The public interest factors are “(1) the administrative difficulties flowing from court congestion; (2) the local interest in having localized interests decided at home; (3) the familiarity of the forum with the law that will govern the case; and (4) the avoidance of unnecessary problems of conflict of laws or in the application of foreign law.”
The “administrative difficulties flowing from court congestion” factor was deemed neutral. The District Court had ruled that this factor weighed slightly against transfer based on its assessment of the average time to trial data. The Federal Circuit, however, deemed this factor to be neutral because the time-to-trial difference is not significant where there is no “need of a quick resolution.” Here, Jawbone was not engaged in product competition in the marketplace in a way that “in other patent cases, might add urgency to case resolution and give some significance to the time-to-trial difference.”

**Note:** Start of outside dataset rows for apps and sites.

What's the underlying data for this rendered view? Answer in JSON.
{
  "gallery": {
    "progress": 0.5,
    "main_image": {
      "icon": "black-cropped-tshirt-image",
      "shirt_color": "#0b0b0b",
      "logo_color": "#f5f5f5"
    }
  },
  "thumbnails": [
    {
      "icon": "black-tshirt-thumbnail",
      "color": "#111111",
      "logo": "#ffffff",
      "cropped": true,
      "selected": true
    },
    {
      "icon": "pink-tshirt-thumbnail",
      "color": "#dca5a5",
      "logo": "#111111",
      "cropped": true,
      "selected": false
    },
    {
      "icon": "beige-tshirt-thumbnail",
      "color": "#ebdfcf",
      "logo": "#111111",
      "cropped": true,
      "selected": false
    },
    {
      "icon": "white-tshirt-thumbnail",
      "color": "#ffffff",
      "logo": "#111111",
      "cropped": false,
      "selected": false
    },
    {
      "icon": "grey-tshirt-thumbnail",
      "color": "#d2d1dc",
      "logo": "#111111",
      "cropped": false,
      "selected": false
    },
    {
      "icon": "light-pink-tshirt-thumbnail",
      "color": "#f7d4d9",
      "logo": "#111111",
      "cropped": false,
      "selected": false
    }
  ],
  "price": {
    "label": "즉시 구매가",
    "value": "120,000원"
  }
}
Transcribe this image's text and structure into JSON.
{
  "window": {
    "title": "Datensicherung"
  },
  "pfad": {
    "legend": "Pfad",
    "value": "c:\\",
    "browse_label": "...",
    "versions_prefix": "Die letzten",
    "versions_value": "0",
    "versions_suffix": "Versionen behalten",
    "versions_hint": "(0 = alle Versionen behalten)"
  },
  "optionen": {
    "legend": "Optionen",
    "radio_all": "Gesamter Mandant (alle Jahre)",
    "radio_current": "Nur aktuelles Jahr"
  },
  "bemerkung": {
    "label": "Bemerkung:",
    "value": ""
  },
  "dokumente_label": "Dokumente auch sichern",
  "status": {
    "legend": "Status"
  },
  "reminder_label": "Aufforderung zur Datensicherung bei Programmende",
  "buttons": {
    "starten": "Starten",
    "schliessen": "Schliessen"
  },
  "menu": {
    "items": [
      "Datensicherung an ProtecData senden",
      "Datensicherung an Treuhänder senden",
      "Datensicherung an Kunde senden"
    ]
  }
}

The Federal Circuit also found erroneous the conclusion that the “local interest” factor was neutral. The case actually had a “particularized connection with Northern California” given that the technology was invented there and Google’s patents were prosecuted from that forum. By contrast, Jawbone “had no meaningful presence in the Western District of Texas…”

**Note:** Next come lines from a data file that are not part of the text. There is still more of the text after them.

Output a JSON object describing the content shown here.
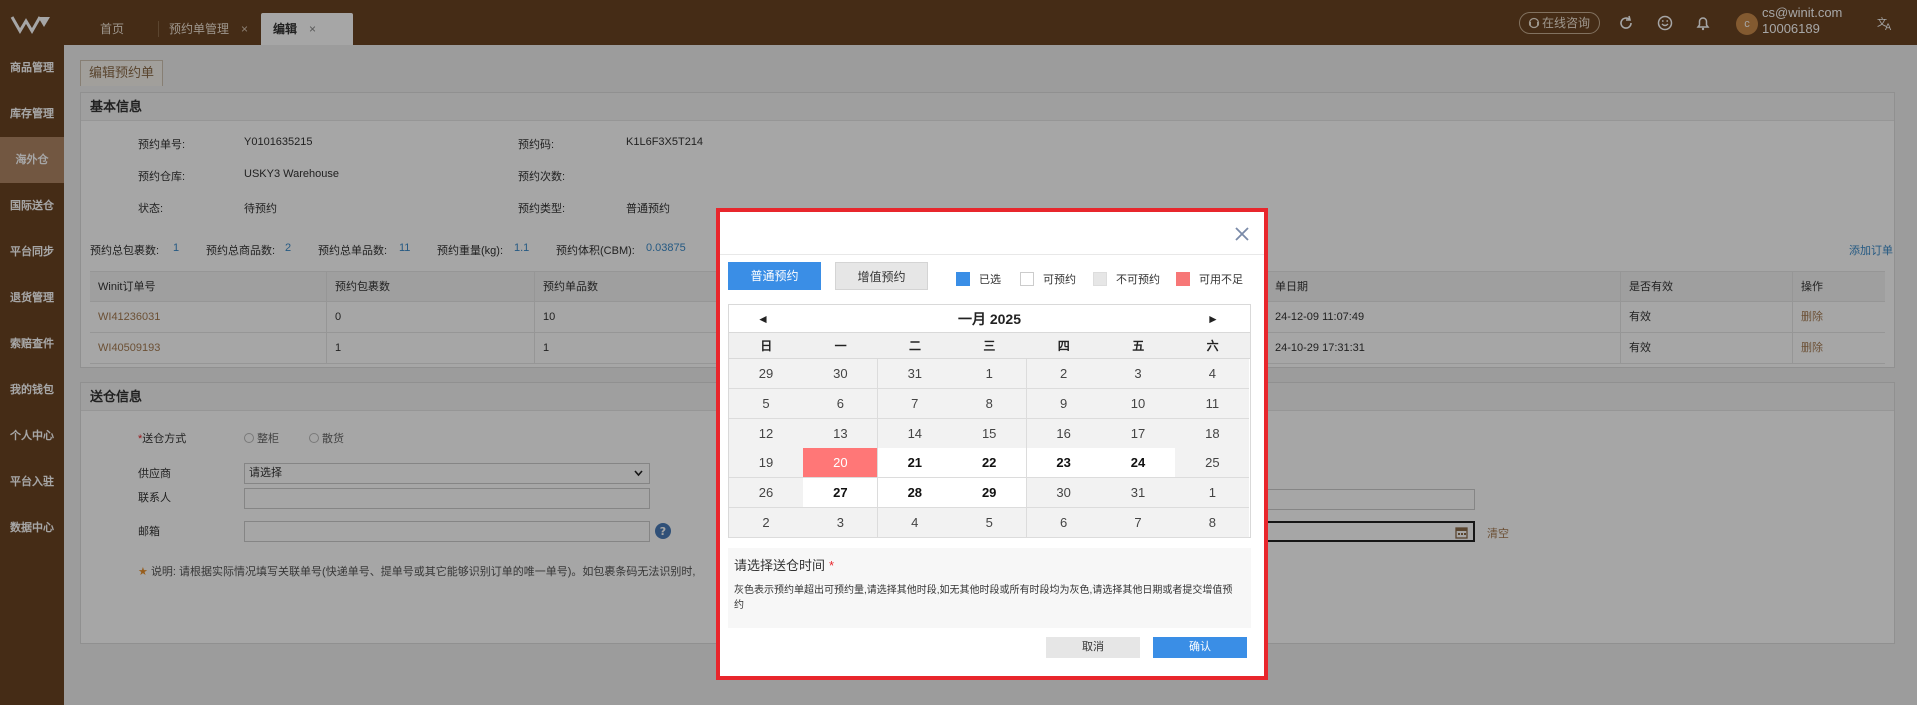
{
  "topbar": {
    "tabs": [
      {
        "label": "首页",
        "closable": false
      },
      {
        "label": "预约单管理",
        "closable": true
      },
      {
        "label": "编辑",
        "closable": true
      }
    ],
    "close_glyph": "×",
    "consult_label": "在线咨询",
    "avatar_letter": "c",
    "user_email": "cs@winit.com",
    "user_id": "10006189",
    "icons": [
      "refresh-icon",
      "smile-icon",
      "bell-icon",
      "translate-icon"
    ]
  },
  "sidebar": {
    "items": [
      "商品管理",
      "库存管理",
      "海外仓",
      "国际送仓",
      "平台同步",
      "退货管理",
      "索赔查件",
      "我的钱包",
      "个人中心",
      "平台入驻",
      "数据中心"
    ],
    "active_index": 2
  },
  "page": {
    "edit_tab": "编辑预约单",
    "basic": {
      "title": "基本信息",
      "order_no_label": "预约单号:",
      "order_no": "Y0101635215",
      "code_label": "预约码:",
      "code": "K1L6F3X5T214",
      "warehouse_label": "预约仓库:",
      "warehouse": "USKY3 Warehouse",
      "times_label": "预约次数:",
      "status_label": "状态:",
      "status": "待预约",
      "type_label": "预约类型:",
      "type": "普通预约"
    },
    "totals": [
      {
        "label": "预约总包裹数:",
        "value": "1"
      },
      {
        "label": "预约总商品数:",
        "value": "2"
      },
      {
        "label": "预约总单品数:",
        "value": "11"
      },
      {
        "label": "预约重量(kg):",
        "value": "1.1"
      },
      {
        "label": "预约体积(CBM):",
        "value": "0.03875"
      }
    ],
    "add_order": "添加订单",
    "table": {
      "headers": [
        "Winit订单号",
        "预约包裹数",
        "预约单品数",
        "单日期",
        "是否有效",
        "操作"
      ],
      "rows": [
        {
          "order": "WI41236031",
          "packages": "0",
          "items": "10",
          "date": "24-12-09 11:07:49",
          "valid": "有效",
          "action": "删除"
        },
        {
          "order": "WI40509193",
          "packages": "1",
          "items": "1",
          "date": "24-10-29 17:31:31",
          "valid": "有效",
          "action": "删除"
        }
      ]
    },
    "delivery": {
      "title": "送仓信息",
      "method_label": "送仓方式",
      "method_required": "*",
      "method_options": [
        "整柜",
        "散货"
      ],
      "supplier_label": "供应商",
      "supplier_value": "请选择",
      "contact_label": "联系人",
      "email_label": "邮箱",
      "clear_label": "清空",
      "note_star": "★",
      "note": "说明: 请根据实际情况填写关联单号(快递单号、提单号或其它能够识别订单的唯一单号)。如包裹条码无法识别时,"
    }
  },
  "dialog": {
    "close_glyph": "✕",
    "mode_normal": "普通预约",
    "mode_value_added": "增值预约",
    "legend": [
      {
        "label": "已选",
        "color": "#3a8ee6"
      },
      {
        "label": "可预约",
        "color": "#ffffff"
      },
      {
        "label": "不可预约",
        "color": "#e6e6e6"
      },
      {
        "label": "可用不足",
        "color": "#f77777"
      }
    ],
    "calendar": {
      "title": "一月  2025",
      "prev": "◄",
      "next": "►",
      "weekdays": [
        "日",
        "一",
        "二",
        "三",
        "四",
        "五",
        "六"
      ],
      "weeks": [
        [
          {
            "d": "29",
            "s": "na"
          },
          {
            "d": "30",
            "s": "na"
          },
          {
            "d": "31",
            "s": "na"
          },
          {
            "d": "1",
            "s": "na"
          },
          {
            "d": "2",
            "s": "na"
          },
          {
            "d": "3",
            "s": "na"
          },
          {
            "d": "4",
            "s": "na"
          }
        ],
        [
          {
            "d": "5",
            "s": "na"
          },
          {
            "d": "6",
            "s": "na"
          },
          {
            "d": "7",
            "s": "na"
          },
          {
            "d": "8",
            "s": "na"
          },
          {
            "d": "9",
            "s": "na"
          },
          {
            "d": "10",
            "s": "na"
          },
          {
            "d": "11",
            "s": "na"
          }
        ],
        [
          {
            "d": "12",
            "s": "na"
          },
          {
            "d": "13",
            "s": "na"
          },
          {
            "d": "14",
            "s": "na"
          },
          {
            "d": "15",
            "s": "na"
          },
          {
            "d": "16",
            "s": "na"
          },
          {
            "d": "17",
            "s": "na"
          },
          {
            "d": "18",
            "s": "na"
          }
        ],
        [
          {
            "d": "19",
            "s": "na"
          },
          {
            "d": "20",
            "s": "short"
          },
          {
            "d": "21",
            "s": "avail"
          },
          {
            "d": "22",
            "s": "avail"
          },
          {
            "d": "23",
            "s": "avail"
          },
          {
            "d": "24",
            "s": "avail"
          },
          {
            "d": "25",
            "s": "na"
          }
        ],
        [
          {
            "d": "26",
            "s": "na"
          },
          {
            "d": "27",
            "s": "avail"
          },
          {
            "d": "28",
            "s": "avail"
          },
          {
            "d": "29",
            "s": "avail"
          },
          {
            "d": "30",
            "s": "na"
          },
          {
            "d": "31",
            "s": "na"
          },
          {
            "d": "1",
            "s": "na"
          }
        ],
        [
          {
            "d": "2",
            "s": "na"
          },
          {
            "d": "3",
            "s": "na"
          },
          {
            "d": "4",
            "s": "na"
          },
          {
            "d": "5",
            "s": "na"
          },
          {
            "d": "6",
            "s": "na"
          },
          {
            "d": "7",
            "s": "na"
          },
          {
            "d": "8",
            "s": "na"
          }
        ]
      ]
    },
    "select_time_label": "请选择送仓时间",
    "required_mark": "*",
    "hint": "灰色表示预约单超出可预约量,请选择其他时段,如无其他时段或所有时段均为灰色,请选择其他日期或者提交增值预约",
    "cancel_label": "取消",
    "confirm_label": "确认"
  }
}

As to the final two factors, the Federal Circuit agreed with the District Court and both parties that the “familiarity of the forum with the law that will govern the case” and the “problems associated with conflicts of law” was neutral.
Assignment of Patent Cases in the Western District of Texas
In conjunction with the Federal Circuit’s willingness to mandate the transfer of venue in patent cases, litigants should also be aware of some recent orders governing assignment of cases in the Western District of Texas. In a July 25, 2022 order by then-Chief Judge Orlando L. Garcia, patent cases were to be spread out equally among the 12 judges in that district, thereby limiting the ability of plaintiffs to selectively file in the Waco division in order to draw Judge Alan Albright. But as one commentator has noted, there was a slowdown in the filing of new patent cases in the Waco division after the July 25, 2022 order took effect.
Shortly before taking senior status, Judge Garcia issued a November 9, 2022 Amended Order under which Judge Albright will be assigned “all cases and proceedings in the Waco Division” starting December 1, 2022. Although this order does not explicitly refer to the prior one, it appears to have returned matters to the pre-July 25, 2022 state of affairs. Since December 1, 2022, nearly all the patent infringement cases filed in the Waco Division have been assigned to Judge Albright.
In sum, although a decision denying a motion to transfer venue is subject to a deferential standard of review, the Federal Circuit will not hesitate to mandate transfer if the private and public interest factors weigh in favor of it. Additionally, in analyzing potential venues for infringement actions, litigants should keep apprised of any new or amended standing orders that could affect the assignment of patent cases in the Western District of Texas.